8. Ray loves her work.
Describing her work as an activist, Ray says: “I am absolutely fearless. I like to argue and write and I care about other people. I want to find solutions. I want to have goals.”

9. Ray had DBS surgery.

Diagnosed with PD in 1996, Ray had DBS 7 years later. She describes her path:
“The diagnosis didn’t affect me too much at first, as symptoms were mild —I had survived ovarian cancer 16 years before—but as I have gotten worse my life has changed drastically. When my tremors went bilateral, I opted for DBS and it really worked for that symptom. Advice: find the best surgeon and medical team you can.”

10. Ray is teamed with a canine of remarkable powers.
About her life with him, she says: “I have always loved animals. Had a couple of cute schnauzers; now have Super-Spike, a mixed breed, the best dog of all.
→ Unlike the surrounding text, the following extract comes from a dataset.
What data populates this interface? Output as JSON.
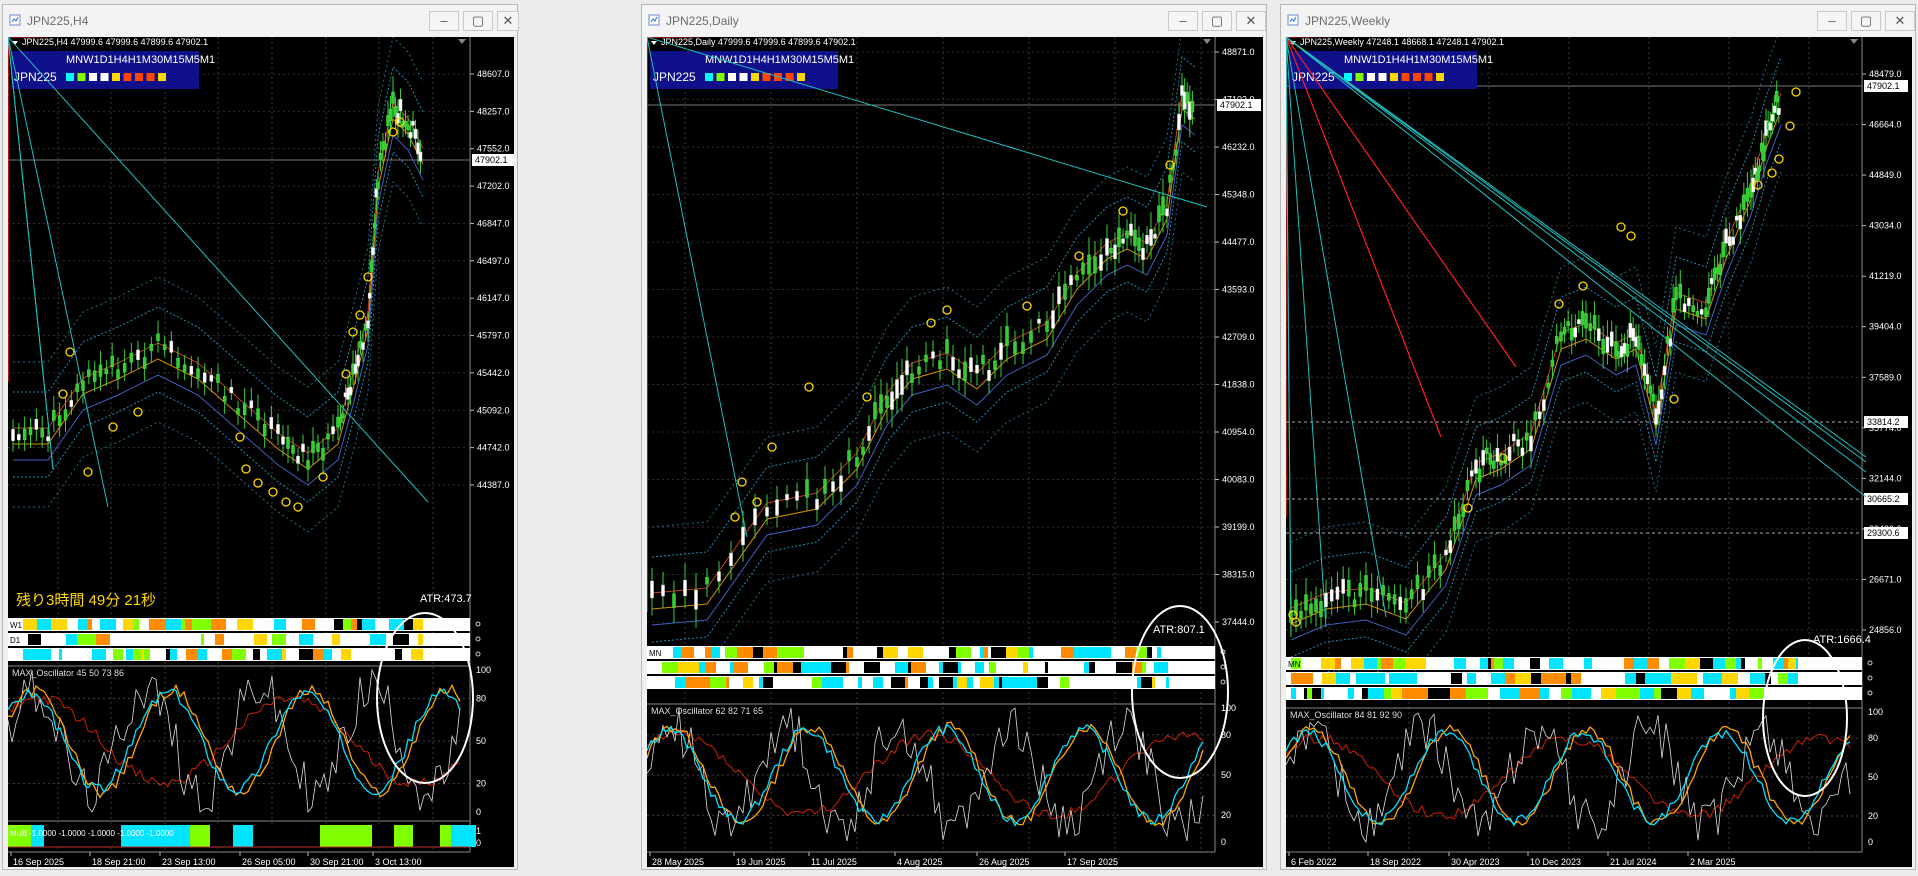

He is my caregiver/companion in the last act of my life, but he can’t help me physically. He is getting old and I fell recently helping him up on the bed. He has since learned to use a footstool.”

Wednesday, February 4, 2009

Hello, readers: I am in the process of revamping this blog: posting more often and making posts shorter, more diary-like, and, I hope, more inviting of comments.

I'm also shifting to a new address:

For a while, I will post in both places.

MJF on Frontline: Say What?

I admire, appreciate, and cherish Michael J. Fox, but when he says (on the Frontline program) that he wouldn't go back to where he was before Parkinson's, each and every dopamine-producing cell in my brain, all three of them, scream in protest. If I had that choice, I'd jettison every scrap of silver lining: the wisdom I've accumulated, the courage I've mustered, the empathy I've developed, the knowledge I've acquired, the friends I've made. To get rid of this disease? I'd do it in an instant. I wouldn't think twice.

Reading Matter

  • David Howes, editor. Empire of the Senses: The Sensual Culture Reader. NY: Berg, 2005.